-------- Provided records

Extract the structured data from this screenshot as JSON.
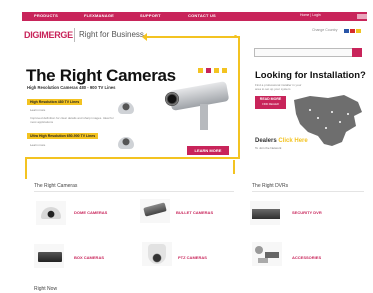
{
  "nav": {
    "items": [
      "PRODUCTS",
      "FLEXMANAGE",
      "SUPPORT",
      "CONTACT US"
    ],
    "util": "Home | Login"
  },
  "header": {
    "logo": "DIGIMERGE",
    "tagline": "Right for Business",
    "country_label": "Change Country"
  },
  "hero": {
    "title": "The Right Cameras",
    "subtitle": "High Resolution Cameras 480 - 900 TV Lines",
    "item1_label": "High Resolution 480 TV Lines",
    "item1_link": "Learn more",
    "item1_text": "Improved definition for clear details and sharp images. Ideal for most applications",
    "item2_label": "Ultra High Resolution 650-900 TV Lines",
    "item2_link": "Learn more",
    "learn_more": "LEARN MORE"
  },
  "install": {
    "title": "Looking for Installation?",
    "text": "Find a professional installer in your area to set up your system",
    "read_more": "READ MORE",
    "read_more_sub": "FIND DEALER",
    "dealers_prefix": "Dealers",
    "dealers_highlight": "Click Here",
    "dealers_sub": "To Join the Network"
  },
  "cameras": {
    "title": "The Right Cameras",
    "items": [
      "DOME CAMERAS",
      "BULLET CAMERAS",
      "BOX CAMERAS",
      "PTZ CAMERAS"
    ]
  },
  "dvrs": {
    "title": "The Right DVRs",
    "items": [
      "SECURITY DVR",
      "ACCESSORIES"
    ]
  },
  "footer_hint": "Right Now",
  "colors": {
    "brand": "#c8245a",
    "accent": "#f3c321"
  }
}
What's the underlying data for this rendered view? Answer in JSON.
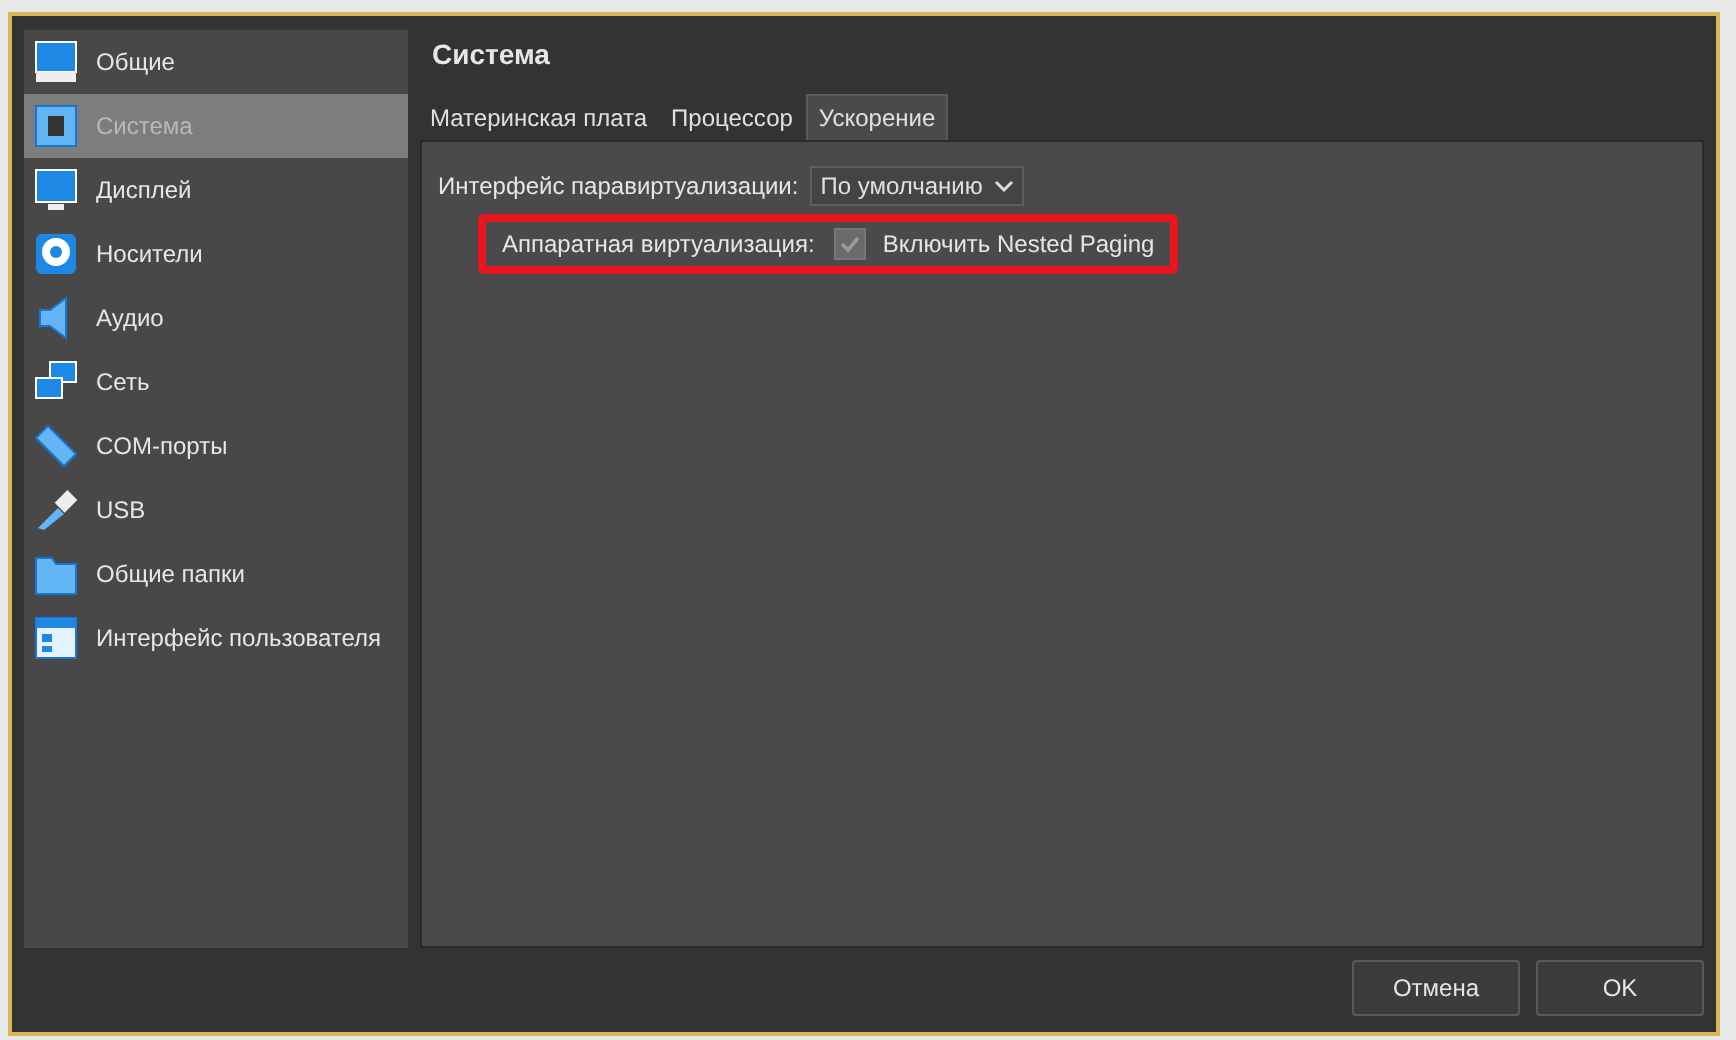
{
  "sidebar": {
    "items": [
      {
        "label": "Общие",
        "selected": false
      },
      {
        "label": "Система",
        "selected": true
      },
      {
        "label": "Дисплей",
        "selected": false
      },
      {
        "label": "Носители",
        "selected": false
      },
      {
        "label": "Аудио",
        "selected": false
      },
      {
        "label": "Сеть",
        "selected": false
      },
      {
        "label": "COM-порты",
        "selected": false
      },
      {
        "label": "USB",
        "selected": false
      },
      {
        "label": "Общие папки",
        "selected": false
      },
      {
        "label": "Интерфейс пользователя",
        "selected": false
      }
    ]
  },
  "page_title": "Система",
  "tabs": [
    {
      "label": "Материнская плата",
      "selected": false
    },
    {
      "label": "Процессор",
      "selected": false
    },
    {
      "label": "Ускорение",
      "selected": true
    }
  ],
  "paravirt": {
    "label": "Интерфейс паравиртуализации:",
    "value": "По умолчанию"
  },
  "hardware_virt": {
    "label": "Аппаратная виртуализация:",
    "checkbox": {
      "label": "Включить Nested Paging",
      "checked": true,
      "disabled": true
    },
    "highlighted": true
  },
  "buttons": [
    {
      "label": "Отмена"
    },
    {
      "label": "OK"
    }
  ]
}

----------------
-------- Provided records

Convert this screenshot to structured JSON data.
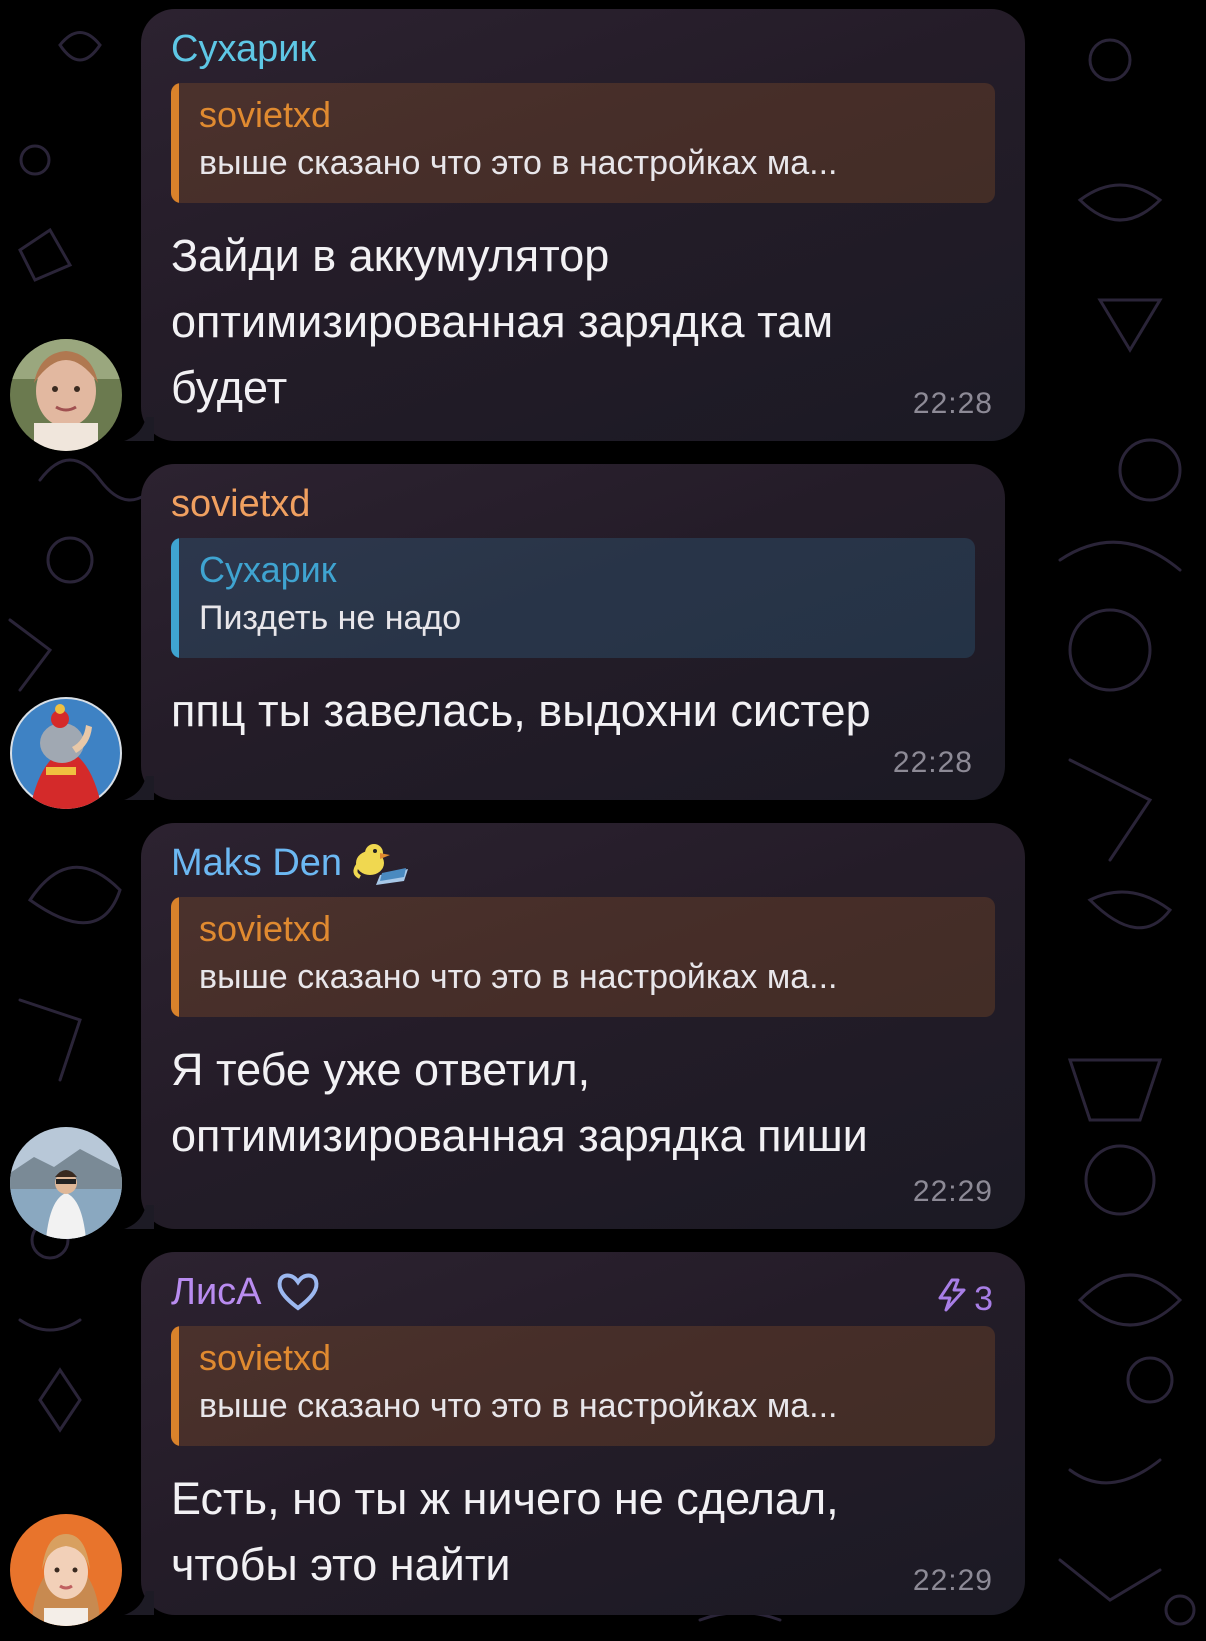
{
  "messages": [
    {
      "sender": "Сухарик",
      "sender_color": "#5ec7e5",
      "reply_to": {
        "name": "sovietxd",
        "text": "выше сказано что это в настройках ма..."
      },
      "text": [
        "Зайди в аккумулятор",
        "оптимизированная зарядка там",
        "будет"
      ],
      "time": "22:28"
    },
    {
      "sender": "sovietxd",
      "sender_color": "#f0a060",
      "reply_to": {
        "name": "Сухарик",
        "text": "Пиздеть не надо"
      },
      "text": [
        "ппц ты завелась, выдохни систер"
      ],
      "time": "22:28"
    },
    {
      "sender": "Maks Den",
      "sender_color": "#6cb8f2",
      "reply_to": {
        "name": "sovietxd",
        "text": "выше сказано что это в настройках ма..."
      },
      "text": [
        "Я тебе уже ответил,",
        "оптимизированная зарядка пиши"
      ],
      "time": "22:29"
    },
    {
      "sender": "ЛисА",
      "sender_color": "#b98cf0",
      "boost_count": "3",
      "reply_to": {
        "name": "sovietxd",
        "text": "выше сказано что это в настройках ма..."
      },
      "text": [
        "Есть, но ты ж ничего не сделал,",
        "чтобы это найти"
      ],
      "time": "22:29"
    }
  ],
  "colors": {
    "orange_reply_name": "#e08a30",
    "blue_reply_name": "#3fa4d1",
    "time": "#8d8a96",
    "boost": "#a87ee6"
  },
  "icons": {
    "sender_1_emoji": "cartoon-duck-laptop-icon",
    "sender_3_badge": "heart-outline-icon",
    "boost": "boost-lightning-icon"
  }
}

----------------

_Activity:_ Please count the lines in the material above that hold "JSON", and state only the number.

_Your solution:_ 3